Suitcase- check. Extra bag of clothes- check. Three boxes of diapers- check.
I can't do this, I thought, as I stuffed Elmo in the suitcase and sat on it to close it again. We have a long day ahead. Can't afford to cry now.
"OK, Matthew, get your coat on." I tossed it to him, he picked it up off the floor since his daddy's aim isn't that great and put it on. I heard a honk outside. Our ride was ready. It was now or never. I took one last selfie and turned towards the door. It was go time. And February 9th would never be the same. (Sorry, Marc.)
Car rides were never that successful, especially long ones. I was expecting Matthew to take a shot at me at any time. He didn't understand what was going on. For all he knew we were headed to the neurologist again, a ride that never went that smoothly. I buckled him into the van. Off to Toledo.
The Toledo ride went calmly. He hit himself in the head numerous times, but never hard enough to injure himself; it was almost as if the routine was programmed. Head hit to knee, head hit to window, hand to head twice, repeat. He didn't exhibit any acts of aggression to anyone in the car, although to be honest, had he belted certain people I wouldn't have stopped him. Do it, son. Commit acts of aggression that I could only get away with in my dreams.
He was a good boy. My good boy.
When we got to Toledo we had a meeting with accompanying paperwork. Matthew sat next to me, not crying, not getting upset, just holding my hand, trusting me. Don't trust me, son. Not this time. I don't even trust myself on this one. A dad doesn't abandon his son. I changed my mind, Matthew. If you want to come home and beat me up again I don't mind. I'll make it work, Matthew. We can go to Walmart again. I'll buy you your favorite cookies again. Just don't leave me, buddy.
We walked over to the building that would be his new home, and as we stood in his bedroom he took my hand and stretched it towards the door.
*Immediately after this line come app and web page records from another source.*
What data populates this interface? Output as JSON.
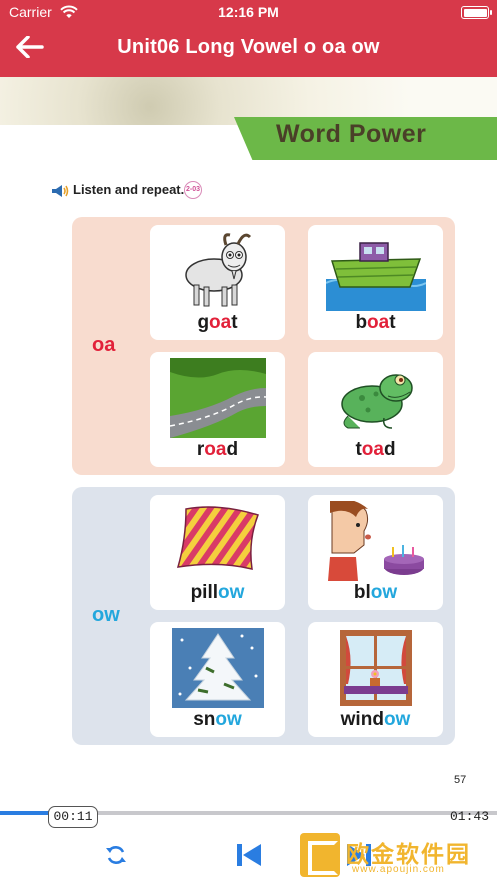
{
  "status_bar": {
    "carrier": "Carrier",
    "time": "12:16 PM"
  },
  "nav": {
    "title": "Unit06 Long Vowel o oa ow"
  },
  "book": {
    "banner": "Word Power",
    "instruction": "Listen and repeat.",
    "track": "2-03",
    "page_number": "57",
    "groups": [
      {
        "label": "oa",
        "words": [
          {
            "pre": "g",
            "hl": "oa",
            "post": "t",
            "image": "goat-picture"
          },
          {
            "pre": "b",
            "hl": "oa",
            "post": "t",
            "image": "boat-picture"
          },
          {
            "pre": "r",
            "hl": "oa",
            "post": "d",
            "image": "road-picture"
          },
          {
            "pre": "t",
            "hl": "oa",
            "post": "d",
            "image": "toad-picture"
          }
        ]
      },
      {
        "label": "ow",
        "words": [
          {
            "pre": "pill",
            "hl": "ow",
            "post": "",
            "image": "pillow-picture"
          },
          {
            "pre": "bl",
            "hl": "ow",
            "post": "",
            "image": "blow-picture"
          },
          {
            "pre": "sn",
            "hl": "ow",
            "post": "",
            "image": "snow-picture"
          },
          {
            "pre": "wind",
            "hl": "ow",
            "post": "",
            "image": "window-picture"
          }
        ]
      }
    ]
  },
  "player": {
    "current_time": "00:11",
    "total_time": "01:43",
    "progress": 0.107,
    "controls": [
      "repeat-icon",
      "previous-track-icon",
      "next-track-icon"
    ]
  },
  "watermark": {
    "text": "欧金软件园",
    "url": "www.apoujin.com"
  },
  "colors": {
    "nav_red": "#d7394a",
    "oa_red": "#e2213a",
    "ow_blue": "#23a7dd",
    "progress_blue": "#2a7de1",
    "banner_green": "#6cb848"
  }
}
He looked at me with a look that spoke volumes. Let's go home, Daddy. I'm ready to go now. I want to watch Elmo, Daddy. I want to have my ramen noodles. I want to go home.
I'm sorry, son.
I turned around to walk back to the van.
And when I returned to Elyria I wept bitterly.
We didn't have time to grieve the departure of our 16-year-old son. Our 13-year-old daughter was moving to Canton two days later, and we had to get ready. There would be time for weeping later. Oh Lord would there be time.
The process was similar. There would be a long car ride. And a long meeting, with paperwork. Rebecca didn't sit still for her meeting; instead, she walked around the table, smiling at everyone. She explored the house while we signed her away to the group home.
But there was one experience that remained the same. We showed her the room in which she would be sleeping, and when her back was turned so was ours. We left the house without looking back, got in the car, and cried.
This was our new normal. From two kids with autism, or two autistic kids, or however you want to phrase it, we now had no kids with autism, no autistic kids, no children with a disability which really wasn't a disability but a "different ability", just a different way of viewing life which didn't need a cure. Or so the blogs say.
I didn't care what social media said. I didn't care what the blogs said. They could go home and have their kids with them, bragging about them on Instagram, tweeting those little statements that were funny as hell, although as responsible parents your official response couldn't include laughter. They could celebrate their children's accomplishments, as well they should. A good parent should brag on their children. A good parent should post pictures of high school graduations and athletic events and every possible way in which that child made that parent proud.
I just wouldn't be invited to that party anymore.
"You're still their father", my friends told me. "They are still your children." And that's true... but life still wouldn't be the same anymore.
It has been three months this week since Matthew and Rebecca went to live in group homes. In that time Matthew's behavior has changed so much that he has moved into a less restrictive group home. He doesn't assault anyone. He occasionally hurts himself, but not to the degree that he needs medical attention. Rebecca has lost a lot of weight. She looks beautiful. They both cooperate with those who oversee their care.
This has been the most difficult experience of my life. Being a father was that one thing I looked forward to being, the one thing I thought I would be good at. And I tried, I tried, oh Lord how I did try. I did my best, but I guess my best wasn't good enough. Cause here I am back where I was before.
My daughter should be on the couch right next to me, playing the same games on her Kindle over and over again, taking pictures of her legs, looking straight into my eyes with a smile on her lips and sunshine in her eyes. My son should be pulling on my hand, telling me that whatever I have to type can't compare to the importance of pouring that next round of Kool-Aid.
Instead, I type through blurry eyes, wondering if I could have done something differently. Yeah, probably not.
My depression is very real. The tears I shed are real. The hole in my heart, the hole in my life, the emptiness....
All too real.